__EXERCISE__.
Once you have read the entries below, write them all out again exactly.

──────

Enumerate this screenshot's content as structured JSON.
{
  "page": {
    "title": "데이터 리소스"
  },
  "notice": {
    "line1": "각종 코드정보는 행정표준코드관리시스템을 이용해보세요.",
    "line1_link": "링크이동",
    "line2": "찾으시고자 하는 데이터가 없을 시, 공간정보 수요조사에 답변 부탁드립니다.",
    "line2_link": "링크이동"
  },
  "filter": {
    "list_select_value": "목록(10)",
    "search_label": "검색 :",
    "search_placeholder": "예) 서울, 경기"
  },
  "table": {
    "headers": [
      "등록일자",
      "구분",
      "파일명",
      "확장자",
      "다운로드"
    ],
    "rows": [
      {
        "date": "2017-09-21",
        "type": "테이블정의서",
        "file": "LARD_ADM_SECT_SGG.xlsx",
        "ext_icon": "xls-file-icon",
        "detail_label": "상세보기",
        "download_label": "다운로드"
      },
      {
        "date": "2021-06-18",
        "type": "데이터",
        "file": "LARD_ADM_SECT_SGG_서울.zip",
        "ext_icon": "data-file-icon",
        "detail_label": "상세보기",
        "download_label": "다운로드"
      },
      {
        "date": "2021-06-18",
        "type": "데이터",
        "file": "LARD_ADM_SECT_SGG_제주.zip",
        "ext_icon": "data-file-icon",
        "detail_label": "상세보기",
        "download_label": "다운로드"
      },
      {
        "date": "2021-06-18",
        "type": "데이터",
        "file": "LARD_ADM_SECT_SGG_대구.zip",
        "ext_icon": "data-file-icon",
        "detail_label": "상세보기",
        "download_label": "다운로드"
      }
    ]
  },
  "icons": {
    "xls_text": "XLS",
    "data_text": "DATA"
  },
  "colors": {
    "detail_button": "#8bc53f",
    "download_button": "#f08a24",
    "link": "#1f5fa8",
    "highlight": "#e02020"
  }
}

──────

__EXERCISE SOLUTION__.
Enumerate this screenshot's content as structured JSON.
{
  "page": {
    "title": "데이터 리소스"
  },
  "notice": {
    "line1": "각종 코드정보는 행정표준코드관리시스템을 이용해보세요.",
    "line1_link": "링크이동",
    "line2": "찾으시고자 하는 데이터가 없을 시, 공간정보 수요조사에 답변 부탁드립니다.",
    "line2_link": "링크이동"
  },
  "filter": {
    "list_select_value": "목록(10)",
    "search_label": "검색 :",
    "search_placeholder": "예) 서울, 경기"
  },
  "table": {
    "headers": [
      "등록일자",
      "구분",
      "파일명",
      "확장자",
      "다운로드"
    ],
    "rows": [
      {
        "date": "2017-09-21",
        "type": "테이블정의서",
        "file": "LARD_ADM_SECT_SGG.xlsx",
        "ext_icon": "xls-file-icon",
        "detail_label": "상세보기",
        "download_label": "다운로드"
      },
      {
        "date": "2021-06-18",
        "type": "데이터",
        "file": "LARD_ADM_SECT_SGG_서울.zip",
        "ext_icon": "data-file-icon",
        "detail_label": "상세보기",
        "download_label": "다운로드"
      },
      {
        "date": "2021-06-18",
        "type": "데이터",
        "file": "LARD_ADM_SECT_SGG_제주.zip",
        "ext_icon": "data-file-icon",
        "detail_label": "상세보기",
        "download_label": "다운로드"
      },
      {
        "date": "2021-06-18",
        "type": "데이터",
        "file": "LARD_ADM_SECT_SGG_대구.zip",
        "ext_icon": "data-file-icon",
        "detail_label": "상세보기",
        "download_label": "다운로드"
      }
    ]
  },
  "icons": {
    "xls_text": "XLS",
    "data_text": "DATA"
  },
  "colors": {
    "detail_button": "#8bc53f",
    "download_button": "#f08a24",
    "link": "#1f5fa8",
    "highlight": "#e02020"
  }
}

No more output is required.